Around the Mall
Duncan, Haslam address education writers
U.S. Secretary of Education Arne Duncan addressed more than 500 reporters and community members at the Education Writers Association’s 67th National Seminar, held at Vanderbilt in May. Duncan called for greater accountability among education stockholders, and decried those who would “dumb down” educational expectations for disadvantaged students. Duncan met with Dean Camilla Benbow and other faculty to learn more about their nationally recognized research. Tennessee Gov. Bill Haslam also spoke at the conference, lauding Tennessee’s “most improved state” status since Common Core was implemented two years ago. Read more.
Benbow reappointed as dean

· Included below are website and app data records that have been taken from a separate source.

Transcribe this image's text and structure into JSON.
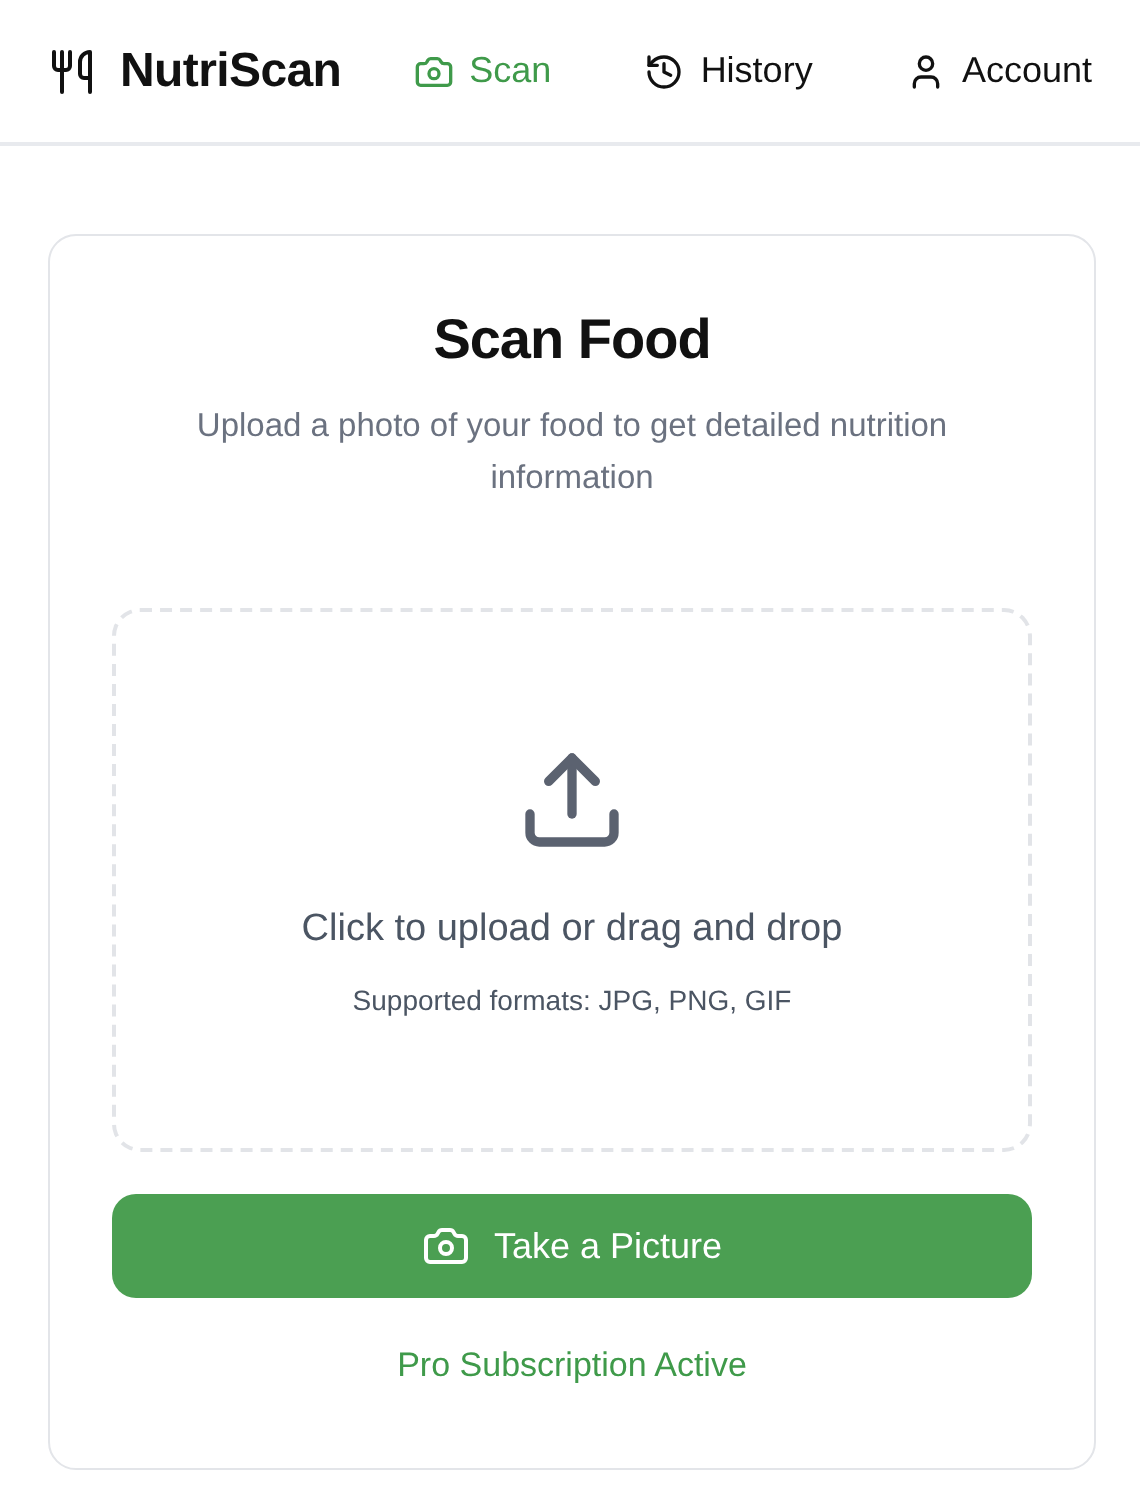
{
  "app": {
    "name": "NutriScan"
  },
  "nav": [
    {
      "kind": "scan",
      "label": "Scan",
      "selected": true
    },
    {
      "kind": "history",
      "label": "History",
      "selected": false
    },
    {
      "kind": "account",
      "label": "Account",
      "selected": false
    }
  ],
  "card": {
    "title": "Scan Food",
    "subtitle": "Upload a photo of your food to get detailed nutrition information"
  },
  "dropzone": {
    "prompt": "Click to upload or drag and drop",
    "hint": "Supported formats: JPG, PNG, GIF"
  },
  "camera_button": {
    "label": "Take a Picture"
  },
  "status": "Pro Subscription Active"
}
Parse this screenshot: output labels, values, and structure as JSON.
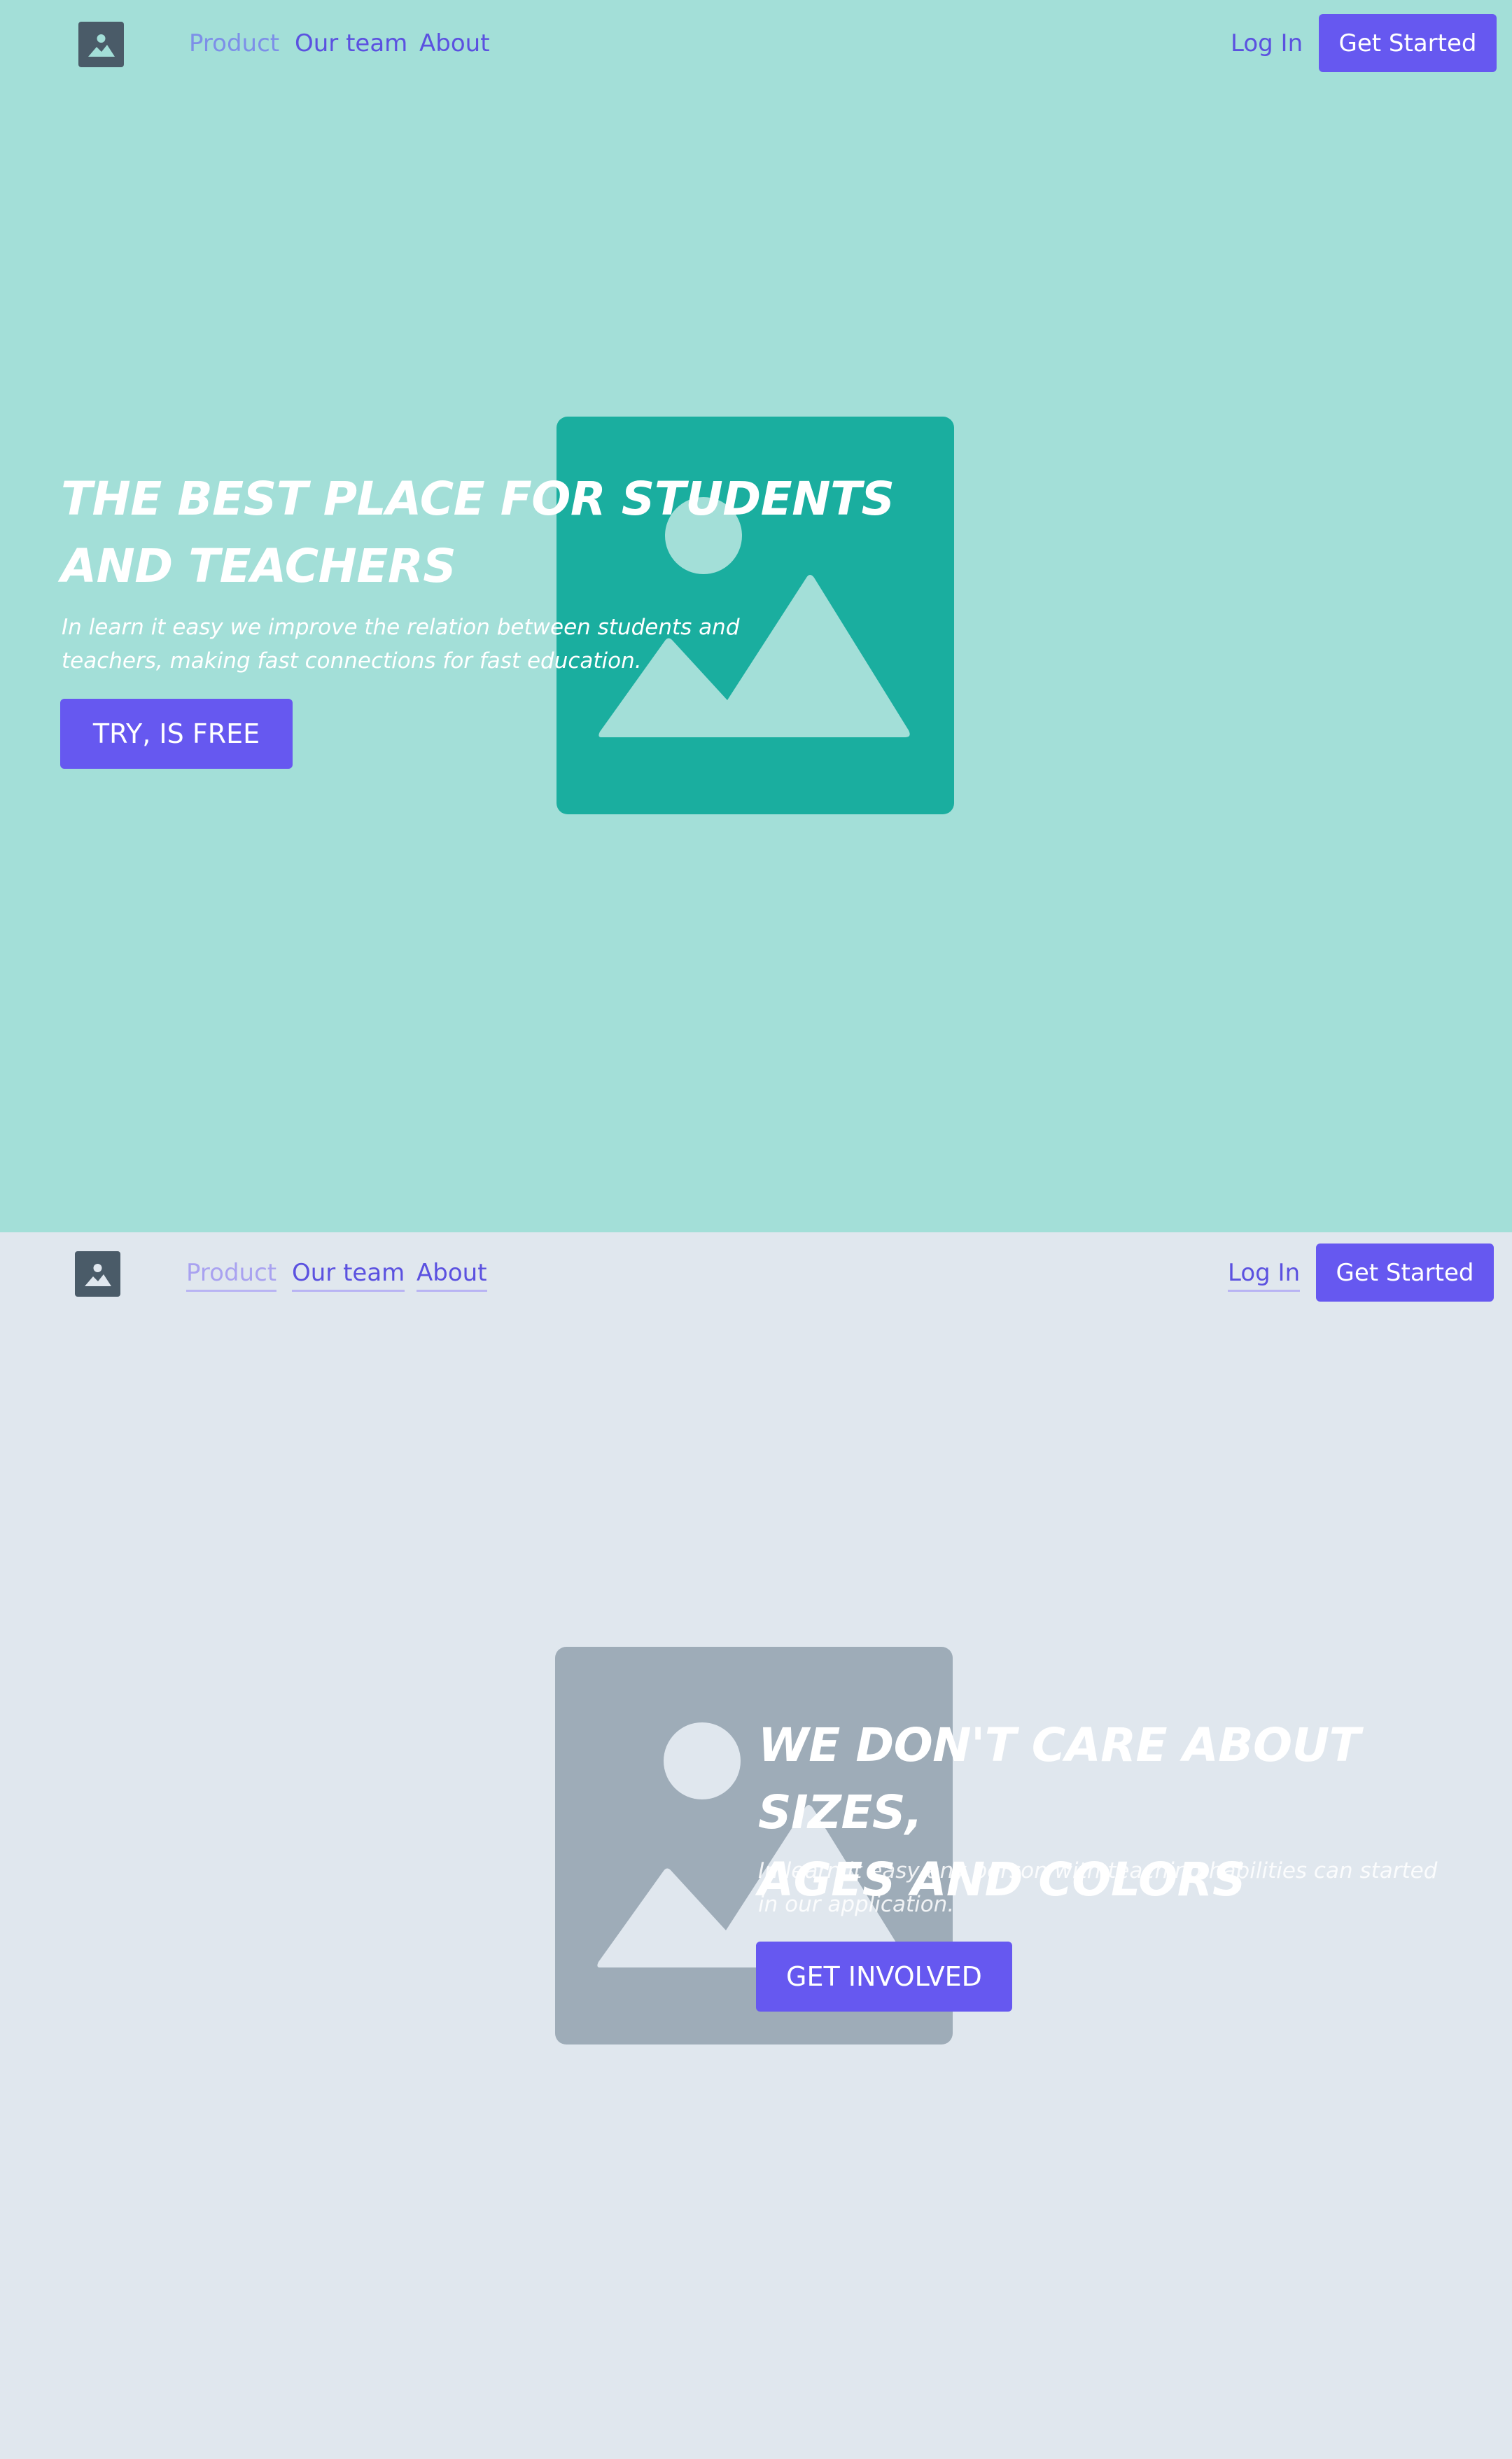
{
  "hero": {
    "nav": {
      "logo_icon": "image-placeholder-icon",
      "links": [
        "Product",
        "Our team",
        "About"
      ],
      "login": "Log In",
      "cta": "Get Started"
    },
    "title_line1": "THE BEST PLACE FOR STUDENTS",
    "title_line2": "AND TEACHERS",
    "subtitle_line1": "In learn it easy we improve the relation between students and",
    "subtitle_line2": "teachers, making fast connections for fast education.",
    "button": "TRY, IS FREE",
    "image_icon": "image-placeholder-icon"
  },
  "features": {
    "nav": {
      "logo_icon": "image-placeholder-icon",
      "links": [
        "Product",
        "Our team",
        "About"
      ],
      "login": "Log In",
      "cta": "Get Started"
    },
    "title_line1": "WE DON'T CARE ABOUT SIZES,",
    "title_line2": "AGES AND COLORS",
    "subtitle_line1": "In learn it easy any person with teaching habilities can started",
    "subtitle_line2": "in our application.",
    "button": "GET INVOLVED",
    "image_icon": "image-placeholder-icon"
  },
  "colors": {
    "hero_bg": "#a3dfd8",
    "features_bg": "#e0e7ee",
    "accent": "#6658f0",
    "link": "#5b51e0",
    "hero_image": "#1aae9f",
    "features_image": "#9eacb8",
    "logo": "#4a5b68"
  }
}
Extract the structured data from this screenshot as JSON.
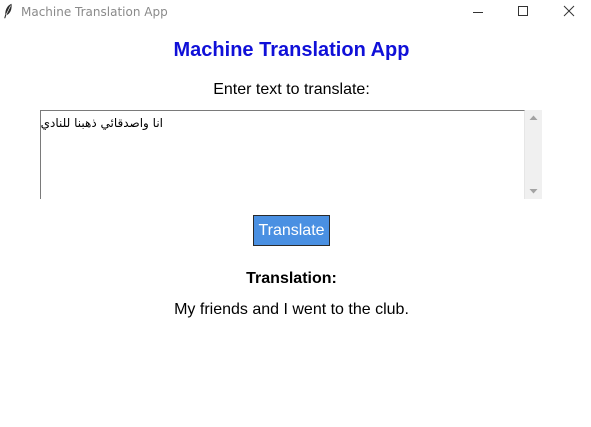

Camilla Benbow has been reappointed as dean of Peabody College. The reappointment is for a five-year term, beginning July 1, 2015. “Camilla Benbow has been an exceptional leader of the college during challenging times,” said Richard McCarty, provost and vice chancellor for academic affairs. Benbow, Patricia and Rodes Hart Dean of Education and Human Development, was appointed dean of Peabody in 1998. Read more.
Thesis documenting Stroop effect donated
A small group gathered in the lobby of Jesup Hall in March to witness the presentation of John Ridley Stroop’s papers to Peabody.
As part of his doctoral thesis in psychology at Peabody in 1933, J.R. Stroop found that when a person looks at the word “red” written in green letters, it is significantly easier to say “red” than it is to say “green.” The Stroop effect has been taught in introductory psychology courses in universities around the world. It has new applications, including diagnosing schizophrenia, learning disabilities and attention deficit disorder. Read more.
Education leaders confab with Michael Gove
The United Kingdom’s Secretary of State for Education Michael Gove met in March with members of the Tennessee Consortium on Research, Evaluation and Development, housed at Peabody. Gove requested the meeting to learn more about Tennessee’s education reform initiatives, including Race to the Top. In attendance were Jason Grissom, assistant professor of public policy and education; Susan Burns, deputy director of the consortium; Matt Springer, assistant professor of public policy and education and director of the consortium; and Ron Zimmer, associate professor of public policy and education. Read more.
Students learn through ‘Global Games’
Eakin Elementary School in Nashville played host to Peabody’s 2014 Hubert H. Humphrey Fellows, a diverse cohort of 11 fellows from China, Guinea, Kosovo, Lebanon, Mauritania, Myanmar, Pakistan, Russia and Swaziland. They spent a year at Peabody as part of a Fulbright Exchange program. During several visits to Eakin, students learned about games, songs and folktales from the fellows’ home countries. The fellows wrapped up their time at Peabody in May.
Novelist inspires middle-schoolers to fall in love with reading
Best-selling author James Patterson, MA’70, spoke to about 100 middle-school students from a Nashville public magnet school on the power of reading. The students are participants in two programs founded by Patterson: Reading Academy at Vanderbilt, and Patterson Read and Play Saturdays. RAV partners young students with Vanderbilt faculty through Programs for Talented Youth to develop a greater interest in reading and nurture the ability to analyze text critically. The Patterson RAPS program provides 25 Nashville-area fifth-, sixth- and seventh-graders support and reading materials in the effort to make reading more fun. Patterson founded the Patterson Scholars program in 2009, which supports 19 Vanderbilt undergraduates studying to be teachers.
Abu Dhabi vice principals visit campus
Eleven female vice principals from Abu Dhabi and Al Ain in the United Arab Emirates completed a 10-day professional development institute at Peabody in early April. The visit was sponsored by the professional development department of the Abu Dhabi Education Council.
Two new master’s programs launched
Peabody College has launched a new master’s of education in independent school leadership. The program will be directed by Patrick Schuermann, research assistant professor of public policy and education. A new master’s in clinical psychological assessment also has been approved.